■ **The task**: In the records below, which lines include "placeholder"? Copy them.

╭─ Records provided

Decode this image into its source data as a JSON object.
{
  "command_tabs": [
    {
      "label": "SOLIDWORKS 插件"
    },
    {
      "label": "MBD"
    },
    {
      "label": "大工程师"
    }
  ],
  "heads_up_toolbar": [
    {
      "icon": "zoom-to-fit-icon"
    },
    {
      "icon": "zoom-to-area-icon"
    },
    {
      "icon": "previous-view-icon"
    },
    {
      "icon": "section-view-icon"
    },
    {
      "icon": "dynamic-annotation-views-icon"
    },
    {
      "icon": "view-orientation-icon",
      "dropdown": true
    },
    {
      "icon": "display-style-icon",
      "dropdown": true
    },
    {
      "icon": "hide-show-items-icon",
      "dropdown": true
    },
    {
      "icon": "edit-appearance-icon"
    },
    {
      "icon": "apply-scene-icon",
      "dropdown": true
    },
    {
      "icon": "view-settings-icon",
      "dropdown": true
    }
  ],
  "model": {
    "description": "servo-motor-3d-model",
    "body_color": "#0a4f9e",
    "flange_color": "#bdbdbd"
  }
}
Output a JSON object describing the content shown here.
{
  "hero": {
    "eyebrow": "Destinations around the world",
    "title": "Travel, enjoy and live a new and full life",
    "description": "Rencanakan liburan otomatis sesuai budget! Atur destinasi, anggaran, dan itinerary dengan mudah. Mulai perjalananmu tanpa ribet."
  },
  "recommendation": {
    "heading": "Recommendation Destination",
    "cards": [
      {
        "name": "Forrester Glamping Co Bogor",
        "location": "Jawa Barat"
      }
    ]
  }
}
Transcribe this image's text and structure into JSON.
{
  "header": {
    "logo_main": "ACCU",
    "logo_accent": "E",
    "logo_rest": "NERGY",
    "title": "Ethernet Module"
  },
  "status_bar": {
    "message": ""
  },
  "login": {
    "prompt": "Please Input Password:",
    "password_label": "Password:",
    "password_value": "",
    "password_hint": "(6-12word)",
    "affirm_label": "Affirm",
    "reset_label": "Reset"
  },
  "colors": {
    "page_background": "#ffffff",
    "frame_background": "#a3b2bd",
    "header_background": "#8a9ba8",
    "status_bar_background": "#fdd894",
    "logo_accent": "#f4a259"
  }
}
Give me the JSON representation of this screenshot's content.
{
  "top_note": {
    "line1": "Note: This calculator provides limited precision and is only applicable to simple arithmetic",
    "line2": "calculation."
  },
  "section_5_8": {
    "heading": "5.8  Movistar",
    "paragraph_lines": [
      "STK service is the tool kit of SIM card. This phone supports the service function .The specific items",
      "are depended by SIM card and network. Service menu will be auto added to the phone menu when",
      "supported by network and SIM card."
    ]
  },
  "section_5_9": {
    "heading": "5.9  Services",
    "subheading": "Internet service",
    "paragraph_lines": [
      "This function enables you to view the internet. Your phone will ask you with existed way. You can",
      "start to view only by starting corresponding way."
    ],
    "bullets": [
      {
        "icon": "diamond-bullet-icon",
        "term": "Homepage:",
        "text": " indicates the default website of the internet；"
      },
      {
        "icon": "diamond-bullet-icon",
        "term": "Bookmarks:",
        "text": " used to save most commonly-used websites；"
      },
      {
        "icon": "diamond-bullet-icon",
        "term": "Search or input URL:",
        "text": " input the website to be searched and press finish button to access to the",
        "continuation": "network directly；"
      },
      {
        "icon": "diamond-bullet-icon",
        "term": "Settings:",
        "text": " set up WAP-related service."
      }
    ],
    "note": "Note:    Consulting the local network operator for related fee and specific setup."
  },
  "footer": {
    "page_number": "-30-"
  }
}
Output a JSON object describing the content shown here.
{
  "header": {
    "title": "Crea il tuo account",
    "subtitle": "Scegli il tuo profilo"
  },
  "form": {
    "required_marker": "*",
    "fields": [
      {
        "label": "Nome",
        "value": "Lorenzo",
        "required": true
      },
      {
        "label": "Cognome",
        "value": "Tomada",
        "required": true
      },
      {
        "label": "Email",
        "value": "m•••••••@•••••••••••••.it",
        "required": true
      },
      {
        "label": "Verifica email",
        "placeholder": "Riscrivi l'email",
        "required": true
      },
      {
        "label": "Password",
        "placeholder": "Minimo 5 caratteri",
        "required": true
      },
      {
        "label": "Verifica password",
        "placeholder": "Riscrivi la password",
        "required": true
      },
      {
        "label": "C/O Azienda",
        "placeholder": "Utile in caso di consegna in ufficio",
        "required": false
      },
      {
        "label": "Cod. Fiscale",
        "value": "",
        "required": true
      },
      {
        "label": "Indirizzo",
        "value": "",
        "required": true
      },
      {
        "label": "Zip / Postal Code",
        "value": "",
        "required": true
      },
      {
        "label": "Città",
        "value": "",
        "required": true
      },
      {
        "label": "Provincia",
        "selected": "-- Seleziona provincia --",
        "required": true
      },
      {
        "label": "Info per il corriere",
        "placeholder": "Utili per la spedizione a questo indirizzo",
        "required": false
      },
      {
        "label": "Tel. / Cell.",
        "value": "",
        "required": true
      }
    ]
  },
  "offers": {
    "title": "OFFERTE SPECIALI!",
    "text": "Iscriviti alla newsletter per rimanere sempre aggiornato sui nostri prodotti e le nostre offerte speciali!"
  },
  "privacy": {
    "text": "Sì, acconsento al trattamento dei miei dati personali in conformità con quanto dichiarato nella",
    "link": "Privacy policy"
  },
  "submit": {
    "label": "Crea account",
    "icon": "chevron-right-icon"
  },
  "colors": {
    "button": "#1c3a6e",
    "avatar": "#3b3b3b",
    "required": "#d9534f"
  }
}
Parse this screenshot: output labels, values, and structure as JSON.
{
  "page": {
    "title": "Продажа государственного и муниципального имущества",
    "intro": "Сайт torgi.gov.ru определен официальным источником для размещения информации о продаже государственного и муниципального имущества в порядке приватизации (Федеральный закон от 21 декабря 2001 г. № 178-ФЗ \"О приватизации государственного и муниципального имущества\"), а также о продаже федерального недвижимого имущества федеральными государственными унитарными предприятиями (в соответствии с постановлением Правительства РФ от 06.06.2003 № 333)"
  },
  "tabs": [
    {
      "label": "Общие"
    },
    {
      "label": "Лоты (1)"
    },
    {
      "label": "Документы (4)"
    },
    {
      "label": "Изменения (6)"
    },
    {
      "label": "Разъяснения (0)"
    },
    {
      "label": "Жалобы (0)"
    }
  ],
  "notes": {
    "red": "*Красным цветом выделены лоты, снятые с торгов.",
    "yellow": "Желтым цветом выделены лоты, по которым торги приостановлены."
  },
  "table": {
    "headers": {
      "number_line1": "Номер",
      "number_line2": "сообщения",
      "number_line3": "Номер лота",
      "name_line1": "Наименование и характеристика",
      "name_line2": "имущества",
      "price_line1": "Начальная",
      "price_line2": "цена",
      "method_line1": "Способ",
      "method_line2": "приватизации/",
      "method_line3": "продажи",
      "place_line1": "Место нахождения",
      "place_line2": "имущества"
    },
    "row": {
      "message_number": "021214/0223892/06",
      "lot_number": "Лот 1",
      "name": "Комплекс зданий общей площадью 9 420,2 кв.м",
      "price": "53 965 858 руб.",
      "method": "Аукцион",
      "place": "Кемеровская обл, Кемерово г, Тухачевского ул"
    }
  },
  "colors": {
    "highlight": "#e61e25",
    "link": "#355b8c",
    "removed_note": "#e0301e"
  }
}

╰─

■ **Worked solution**:
        "placeholder": "Riscrivi l'email",
        "placeholder": "Minimo 5 caratteri",
        "placeholder": "Riscrivi la password",
        "placeholder": "Utile in caso di consegna in ufficio",
        "placeholder": "Utili per la spedizione a questo indirizzo",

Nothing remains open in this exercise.